Even today, there are a number of marriages where one of the party, usually the woman, does not enter into the marriage of their own free will. Although there can be any number of reasons why this may happen, one of the most frequently encountered reasons is that a woman has been subjected to pressure or coercion from her family’s religious and/or social beliefs that forces her to marry against her wishes. A woman who was the subject of such pressure may request that a court annul thw marriage.
An annulment is different from a divorce in that an annulment means the marriage was never valid to begin with while a divorce is the legal end to a valid marriage. This difference can be important in certain circumstances such as when religious beliefs do not accept a divorce but will accept an annulment that is consistent with that belief.
If an annulment is requested on the grounds that one party was pressured to marry against their wishes, the first step is to learn what the state where he or she is residing will accept as a valid reason for an annulment. Only a few states, such as Utah, will not accept coercion as a ground for annulment. Even if coercion is not accepted, there may be other reasons that can be used to support an annulment request.

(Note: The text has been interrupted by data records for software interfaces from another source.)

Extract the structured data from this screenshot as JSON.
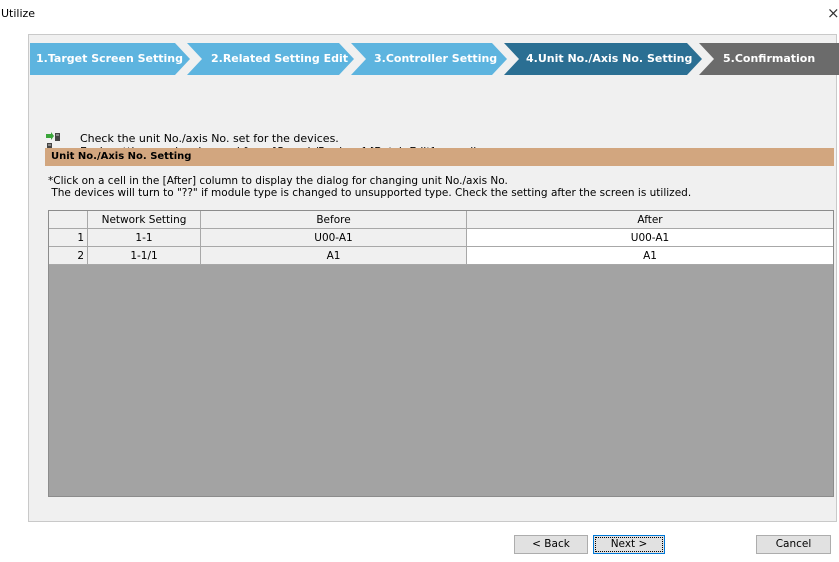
{
  "window": {
    "title": "Utilize",
    "close_glyph": "×"
  },
  "wizard_steps": [
    {
      "label": "1.Target Screen Setting",
      "state": "done"
    },
    {
      "label": "2.Related Setting Edit",
      "state": "done"
    },
    {
      "label": "3.Controller Setting",
      "state": "done"
    },
    {
      "label": "4.Unit No./Axis No. Setting",
      "state": "current"
    },
    {
      "label": "5.Confirmation",
      "state": "pending"
    }
  ],
  "info": {
    "icon": "device-settings-icon",
    "line1": "Check the unit No./axis No. set for the devices.",
    "line2": "Each setting can be changed from [Search/Replace]-[Batch Edit] as well."
  },
  "section": {
    "title": "Unit No./Axis No. Setting"
  },
  "note": {
    "line1": "*Click on a cell in the [After] column to display the dialog for changing unit No./axis No.",
    "line2": " The devices will turn to \"??\" if module type is changed to unsupported type. Check the setting after the screen is utilized."
  },
  "table": {
    "columns": [
      "",
      "Network Setting",
      "Before",
      "After"
    ],
    "rows": [
      {
        "num": "1",
        "network": "1-1",
        "before": "U00-A1",
        "after": "U00-A1"
      },
      {
        "num": "2",
        "network": "1-1/1",
        "before": "A1",
        "after": "A1"
      }
    ]
  },
  "buttons": {
    "back": "< Back",
    "next": "Next >",
    "cancel": "Cancel"
  },
  "colors": {
    "step_done": "#5db4df",
    "step_current": "#2b6f93",
    "step_pending": "#6b6b6b",
    "section_header": "#d2a67f",
    "grid_empty": "#a3a3a3"
  }
}
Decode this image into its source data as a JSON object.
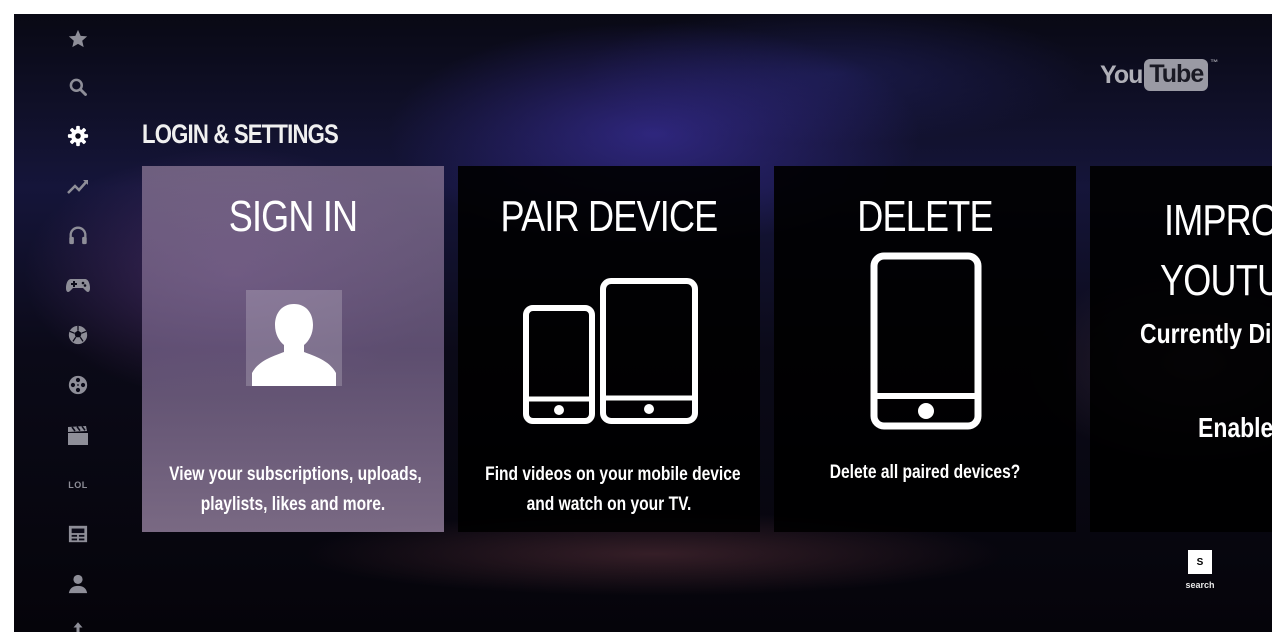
{
  "colors": {
    "background": "#0b0a18",
    "accent_purple": "#3f37b6",
    "selected_card": "#8c7896",
    "card": "#000000",
    "text": "#ffffff",
    "nav_icon": "#8e8e98"
  },
  "sidebar": {
    "items": [
      {
        "icon": "star-icon",
        "label": ""
      },
      {
        "icon": "search-icon",
        "label": ""
      },
      {
        "icon": "gear-icon",
        "label": "",
        "active": true
      },
      {
        "icon": "trending-icon",
        "label": ""
      },
      {
        "icon": "headphones-icon",
        "label": ""
      },
      {
        "icon": "gamepad-icon",
        "label": ""
      },
      {
        "icon": "soccer-ball-icon",
        "label": ""
      },
      {
        "icon": "film-reel-icon",
        "label": ""
      },
      {
        "icon": "clapperboard-icon",
        "label": ""
      },
      {
        "icon": "lol-icon",
        "label": "LOL"
      },
      {
        "icon": "news-icon",
        "label": ""
      },
      {
        "icon": "user-icon",
        "label": ""
      },
      {
        "icon": "upload-icon",
        "label": ""
      }
    ]
  },
  "logo": {
    "you": "You",
    "tube": "Tube",
    "tm": "™"
  },
  "section": {
    "title": "LOGIN & SETTINGS"
  },
  "cards": [
    {
      "title": "SIGN IN",
      "icon": "user-silhouette-icon",
      "desc_line1": "View your subscriptions, uploads,",
      "desc_line2": "playlists, likes and more.",
      "selected": true
    },
    {
      "title": "PAIR DEVICE",
      "icon": "tablet-phone-icon",
      "desc_line1": "Find videos on your mobile device",
      "desc_line2": "and watch on your TV."
    },
    {
      "title": "DELETE",
      "icon": "phone-icon",
      "desc_line1": "Delete all paired devices?"
    },
    {
      "title_line1": "IMPRO",
      "title_line2": "YOUTU",
      "status": "Currently Di",
      "action": "Enable"
    }
  ],
  "search_hint": {
    "key": "S",
    "label": "search"
  }
}
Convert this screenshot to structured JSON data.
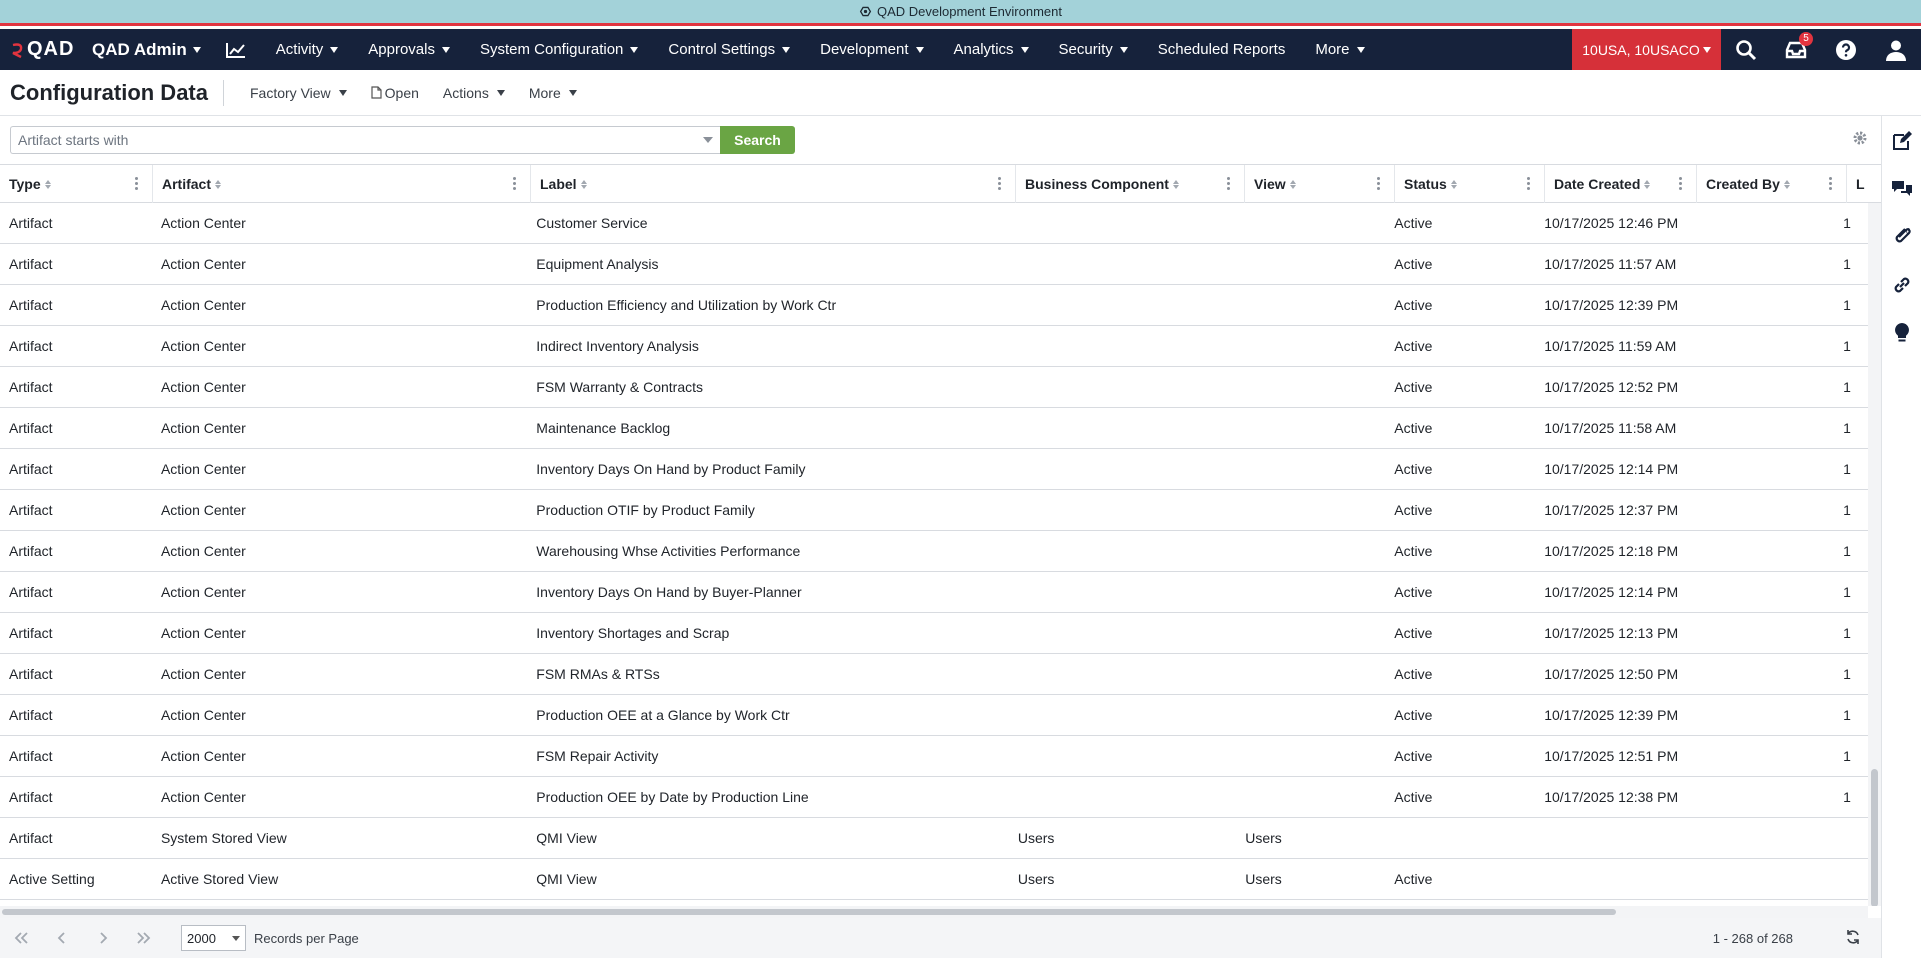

Once it has been determined that a valid reason for an annulment exists, the next step is to file a motion for annulment of the marriage with the appropriate court that has the legal authority to grant such a request. In general, any court having the authority to grant a divorce case is also able to grant an annulment if the evidence presented to the court is convincing.
When the annulment request is prepared, the party requesting the annulment is called the petitioner and the other party to the marriage is called the respondent. As in any civil case such as a divorce, the respondent must be served with a notice giving him or her the opportunity to present any arguments as to why the annulment should not be granted. After hearing both sides’ arguments the court will make its ruling, which will be binding to both parties.
Although the power of a court will vary from state to state, a court that has the authority to grant divorces and annulments also has the authority to make orders regarding the distribution of any property that was acquired during the marriage, provisions for child support, or even support of a spouse. Since most annulments are granted after a relatively short period of time, it is usually a simple matter to restore both parties to their pre-marital status.
It is important to remember that an annulment ordered by a civil court is exactly that: a civil annulment. The court has no authority over any matters relating to the religious implications of an annulment to either party and these religious notions have no impact on the court’s ruling. Thus, if a religion requires some rite or ceremony to “restore” the former spouses to full participation in their faiths it is no business of the court.
In summary, an annulment can usually be granted on the grounds that one spouse was forced or coerced into the marriage, but it is necessary to consult with a domestic relations or family law attorney to learn if the state will accept coercion as a suitable reason for granting the annulment.